_What the task asks_.
Each line below either holds the string "CANLI" or doesn't. Count those that do and give only the number.
※ ※ ※
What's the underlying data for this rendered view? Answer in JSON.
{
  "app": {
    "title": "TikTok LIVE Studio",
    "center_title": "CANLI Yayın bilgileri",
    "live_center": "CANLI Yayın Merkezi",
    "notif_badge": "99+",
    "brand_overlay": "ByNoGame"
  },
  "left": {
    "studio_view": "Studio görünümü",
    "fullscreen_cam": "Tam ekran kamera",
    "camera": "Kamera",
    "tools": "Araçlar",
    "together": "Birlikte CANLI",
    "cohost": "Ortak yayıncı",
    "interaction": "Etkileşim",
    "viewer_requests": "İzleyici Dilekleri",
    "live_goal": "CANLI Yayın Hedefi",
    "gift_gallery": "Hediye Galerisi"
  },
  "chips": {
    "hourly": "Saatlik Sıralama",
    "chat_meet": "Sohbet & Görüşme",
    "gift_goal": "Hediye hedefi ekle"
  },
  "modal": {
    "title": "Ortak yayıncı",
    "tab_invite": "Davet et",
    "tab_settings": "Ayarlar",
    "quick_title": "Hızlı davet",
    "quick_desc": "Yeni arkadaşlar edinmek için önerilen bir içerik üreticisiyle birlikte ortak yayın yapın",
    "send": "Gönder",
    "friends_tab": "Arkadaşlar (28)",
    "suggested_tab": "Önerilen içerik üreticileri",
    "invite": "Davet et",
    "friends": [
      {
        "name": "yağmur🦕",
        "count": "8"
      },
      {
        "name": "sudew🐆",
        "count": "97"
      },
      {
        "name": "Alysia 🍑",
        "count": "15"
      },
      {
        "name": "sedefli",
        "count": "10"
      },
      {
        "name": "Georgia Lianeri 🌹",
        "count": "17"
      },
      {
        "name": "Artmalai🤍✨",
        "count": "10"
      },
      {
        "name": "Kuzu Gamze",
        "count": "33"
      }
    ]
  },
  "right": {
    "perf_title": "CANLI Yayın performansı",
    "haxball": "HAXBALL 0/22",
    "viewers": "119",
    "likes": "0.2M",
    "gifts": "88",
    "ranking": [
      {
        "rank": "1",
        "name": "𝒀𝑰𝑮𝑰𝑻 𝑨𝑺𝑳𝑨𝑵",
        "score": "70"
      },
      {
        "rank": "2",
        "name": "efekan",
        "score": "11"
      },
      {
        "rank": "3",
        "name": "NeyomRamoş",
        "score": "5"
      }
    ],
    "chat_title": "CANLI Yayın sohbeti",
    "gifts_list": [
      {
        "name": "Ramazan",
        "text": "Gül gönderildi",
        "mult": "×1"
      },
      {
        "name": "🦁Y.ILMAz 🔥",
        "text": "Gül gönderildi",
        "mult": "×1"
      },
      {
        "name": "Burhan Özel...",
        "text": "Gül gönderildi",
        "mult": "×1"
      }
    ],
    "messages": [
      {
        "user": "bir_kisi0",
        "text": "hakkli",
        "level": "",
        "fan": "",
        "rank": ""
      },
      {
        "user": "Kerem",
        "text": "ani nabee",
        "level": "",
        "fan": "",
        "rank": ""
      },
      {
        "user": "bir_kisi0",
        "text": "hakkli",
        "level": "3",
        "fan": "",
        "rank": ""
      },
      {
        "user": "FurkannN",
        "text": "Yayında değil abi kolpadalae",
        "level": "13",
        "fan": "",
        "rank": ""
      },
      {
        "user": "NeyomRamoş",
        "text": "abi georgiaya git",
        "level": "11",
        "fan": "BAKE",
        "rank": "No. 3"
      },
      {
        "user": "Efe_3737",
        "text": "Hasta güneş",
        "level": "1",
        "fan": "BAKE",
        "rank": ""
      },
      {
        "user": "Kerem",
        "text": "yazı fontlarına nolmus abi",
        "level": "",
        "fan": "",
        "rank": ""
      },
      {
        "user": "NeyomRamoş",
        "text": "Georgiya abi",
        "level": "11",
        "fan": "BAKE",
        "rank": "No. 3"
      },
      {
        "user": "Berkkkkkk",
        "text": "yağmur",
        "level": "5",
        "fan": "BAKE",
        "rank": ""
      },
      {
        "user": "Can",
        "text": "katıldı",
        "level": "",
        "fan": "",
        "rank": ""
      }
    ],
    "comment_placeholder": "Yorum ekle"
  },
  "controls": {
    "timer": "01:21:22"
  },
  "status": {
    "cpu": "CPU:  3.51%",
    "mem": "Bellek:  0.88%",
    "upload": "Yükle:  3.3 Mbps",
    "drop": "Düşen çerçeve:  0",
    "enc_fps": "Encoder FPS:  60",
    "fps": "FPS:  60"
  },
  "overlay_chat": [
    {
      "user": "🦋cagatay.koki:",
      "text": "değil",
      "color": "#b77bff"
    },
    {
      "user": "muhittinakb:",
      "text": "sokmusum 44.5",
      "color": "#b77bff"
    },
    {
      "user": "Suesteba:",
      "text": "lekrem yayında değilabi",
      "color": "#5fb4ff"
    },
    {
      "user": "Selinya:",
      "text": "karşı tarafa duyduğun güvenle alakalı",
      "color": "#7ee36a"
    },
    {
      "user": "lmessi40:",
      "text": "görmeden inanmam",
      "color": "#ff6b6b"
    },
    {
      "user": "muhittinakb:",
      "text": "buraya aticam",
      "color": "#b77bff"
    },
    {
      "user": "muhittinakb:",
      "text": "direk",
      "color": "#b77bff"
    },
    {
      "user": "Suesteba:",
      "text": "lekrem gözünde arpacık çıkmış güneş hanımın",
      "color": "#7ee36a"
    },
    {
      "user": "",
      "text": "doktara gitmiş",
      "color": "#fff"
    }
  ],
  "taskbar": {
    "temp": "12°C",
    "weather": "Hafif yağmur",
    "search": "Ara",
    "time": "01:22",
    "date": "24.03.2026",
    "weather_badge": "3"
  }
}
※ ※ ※
_Result for this task_.
6